§ GIVEN RECORDS:

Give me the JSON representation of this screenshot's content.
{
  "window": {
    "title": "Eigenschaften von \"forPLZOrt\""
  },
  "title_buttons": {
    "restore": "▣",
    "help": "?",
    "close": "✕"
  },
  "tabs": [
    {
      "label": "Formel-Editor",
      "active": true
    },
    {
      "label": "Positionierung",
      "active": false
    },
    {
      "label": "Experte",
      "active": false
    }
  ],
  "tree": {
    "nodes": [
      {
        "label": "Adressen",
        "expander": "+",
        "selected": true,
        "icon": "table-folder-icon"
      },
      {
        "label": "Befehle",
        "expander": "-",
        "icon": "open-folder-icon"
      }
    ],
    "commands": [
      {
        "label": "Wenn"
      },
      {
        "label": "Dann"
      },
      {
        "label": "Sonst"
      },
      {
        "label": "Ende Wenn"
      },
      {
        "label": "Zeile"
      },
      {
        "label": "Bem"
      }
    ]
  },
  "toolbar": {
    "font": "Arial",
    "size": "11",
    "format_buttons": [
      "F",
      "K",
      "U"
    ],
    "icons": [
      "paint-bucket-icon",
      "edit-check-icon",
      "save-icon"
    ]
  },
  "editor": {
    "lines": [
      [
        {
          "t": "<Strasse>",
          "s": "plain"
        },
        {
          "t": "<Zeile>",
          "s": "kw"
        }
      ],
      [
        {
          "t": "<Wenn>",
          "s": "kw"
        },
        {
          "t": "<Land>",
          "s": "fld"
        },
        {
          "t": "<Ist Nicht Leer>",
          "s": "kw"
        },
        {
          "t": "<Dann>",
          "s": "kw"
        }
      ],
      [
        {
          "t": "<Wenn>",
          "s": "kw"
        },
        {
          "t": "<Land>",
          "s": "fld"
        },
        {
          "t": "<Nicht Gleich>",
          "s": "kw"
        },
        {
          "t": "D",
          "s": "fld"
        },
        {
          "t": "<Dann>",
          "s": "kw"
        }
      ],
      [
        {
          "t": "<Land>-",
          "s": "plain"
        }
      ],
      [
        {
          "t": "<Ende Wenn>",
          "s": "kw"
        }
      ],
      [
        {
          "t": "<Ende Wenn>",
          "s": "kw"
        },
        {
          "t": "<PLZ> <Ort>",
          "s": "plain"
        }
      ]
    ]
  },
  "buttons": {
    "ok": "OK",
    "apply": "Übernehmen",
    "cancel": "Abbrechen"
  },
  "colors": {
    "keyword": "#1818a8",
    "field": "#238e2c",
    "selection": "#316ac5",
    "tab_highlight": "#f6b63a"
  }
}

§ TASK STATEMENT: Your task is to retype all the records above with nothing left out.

§ ANSWER BELOW:
Give me the JSON representation of this screenshot's content.
{
  "window": {
    "title": "Eigenschaften von \"forPLZOrt\""
  },
  "title_buttons": {
    "restore": "▣",
    "help": "?",
    "close": "✕"
  },
  "tabs": [
    {
      "label": "Formel-Editor",
      "active": true
    },
    {
      "label": "Positionierung",
      "active": false
    },
    {
      "label": "Experte",
      "active": false
    }
  ],
  "tree": {
    "nodes": [
      {
        "label": "Adressen",
        "expander": "+",
        "selected": true,
        "icon": "table-folder-icon"
      },
      {
        "label": "Befehle",
        "expander": "-",
        "icon": "open-folder-icon"
      }
    ],
    "commands": [
      {
        "label": "Wenn"
      },
      {
        "label": "Dann"
      },
      {
        "label": "Sonst"
      },
      {
        "label": "Ende Wenn"
      },
      {
        "label": "Zeile"
      },
      {
        "label": "Bem"
      }
    ]
  },
  "toolbar": {
    "font": "Arial",
    "size": "11",
    "format_buttons": [
      "F",
      "K",
      "U"
    ],
    "icons": [
      "paint-bucket-icon",
      "edit-check-icon",
      "save-icon"
    ]
  },
  "editor": {
    "lines": [
      [
        {
          "t": "<Strasse>",
          "s": "plain"
        },
        {
          "t": "<Zeile>",
          "s": "kw"
        }
      ],
      [
        {
          "t": "<Wenn>",
          "s": "kw"
        },
        {
          "t": "<Land>",
          "s": "fld"
        },
        {
          "t": "<Ist Nicht Leer>",
          "s": "kw"
        },
        {
          "t": "<Dann>",
          "s": "kw"
        }
      ],
      [
        {
          "t": "<Wenn>",
          "s": "kw"
        },
        {
          "t": "<Land>",
          "s": "fld"
        },
        {
          "t": "<Nicht Gleich>",
          "s": "kw"
        },
        {
          "t": "D",
          "s": "fld"
        },
        {
          "t": "<Dann>",
          "s": "kw"
        }
      ],
      [
        {
          "t": "<Land>-",
          "s": "plain"
        }
      ],
      [
        {
          "t": "<Ende Wenn>",
          "s": "kw"
        }
      ],
      [
        {
          "t": "<Ende Wenn>",
          "s": "kw"
        },
        {
          "t": "<PLZ> <Ort>",
          "s": "plain"
        }
      ]
    ]
  },
  "buttons": {
    "ok": "OK",
    "apply": "Übernehmen",
    "cancel": "Abbrechen"
  },
  "colors": {
    "keyword": "#1818a8",
    "field": "#238e2c",
    "selection": "#316ac5",
    "tab_highlight": "#f6b63a"
  }
}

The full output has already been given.